Is your pet currently on a
parasite prevention regimen?
Fleas, ticks, heartworms and other parasites can have harsh consequences on your pet’s health and quality of life, which is why at Wishing Well Veterinary Hospital, we recommend having your dog or cat undergo lab testing each year and establish a monthly preventative plan. These measures are vital to protecting your pet from parasites and the illness and disease they can cause.
What Intestinal Parasites Often Affect Pets?
Intestinal parasites are transmitted to pets through their eggs which can be unknowingly tracked indoors or found outdoors in the dirt. Parasites such as roundworms, hookworms, tapeworms, whipworms, and giardia are known to infect pets in our area, despite not always provoking noticeable symptoms. We recommend testing for intestinal parasites at least twice a year to ensure your pet has optimal protection or receives prompt treatment upon infection.
How Do Fleas and Ticks Affect Pets?
Fleas and ticks are the most common external parasites affecting dogs and cats and are frequently found in outdoor environments such as in yards, patios, dog parks or on walks. Indoor pets are also at risk, due to potential spread from other infected animals or external parasites entering the home on the clothes or shoes of humans. In addition to spreading certain diseases including Ehrlichiosis, Rocky Mountain Spotted Fever and Lyme disease, fleas and ticks can also cause more visible symptoms like itching, hair loss, allergies, anemia and skin infection. Preventing these uncomfortable side effects and diseases should be a year round concern. All pets should receive monthly flea and tick prevention chewable or topical medication. Your veterinarian can discuss the best option for your pet at your next visit.
What are Heartworms?
Heartworms are a type of parasitic roundworm that can affect your pet’s heart and become deadly if not provided with the appropriate heartworm treatment.

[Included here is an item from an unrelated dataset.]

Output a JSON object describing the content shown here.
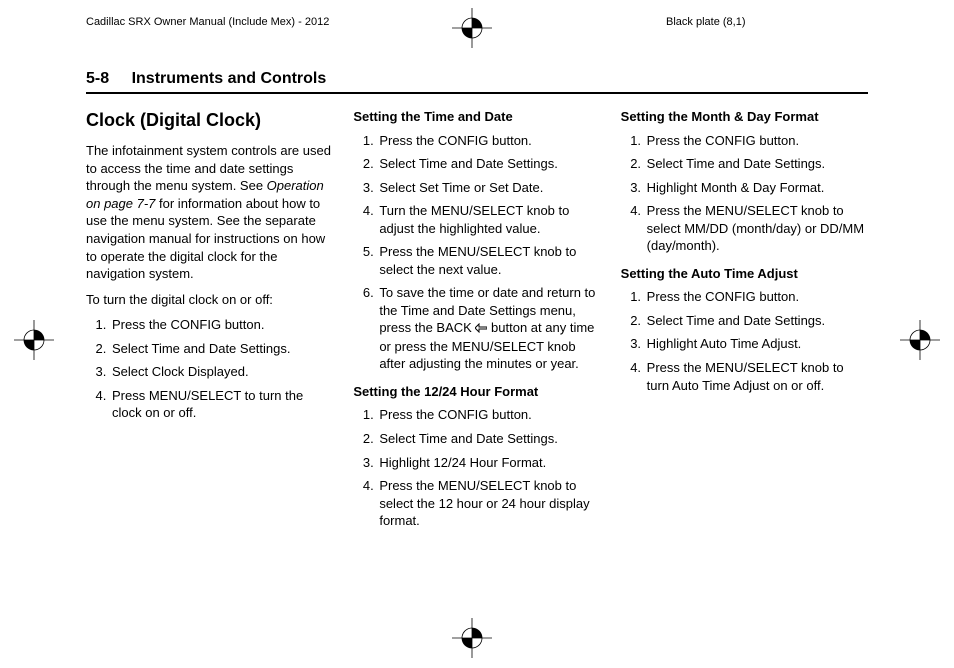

Heartworm disease presents through various symptoms in both dogs and cats including:
- Vomiting (cats)
- Fatigue after moderate activity (dogs)
- Lack of appetite
- Reluctance to exercise (dogs)
- Weight loss
- Asthma attacks (cats)
If your dog or cat exhibits any of these symptoms we may recommend a blood test to confirm a heartworm disease diagnosis. Additional testing and diagnostics may need to be performed including X-rays or an echocardiogram if the heartworm antigen is not significantly present to be detected by a simple blood test for an accurate diagnosis. Mosquitos are the usual method of transmission from animal to animal, however not all mosquitos carry heartworm disease. Although heartworms cannot survive in the human bloodstream, heartworm prevention is essential to your pet’s well-being.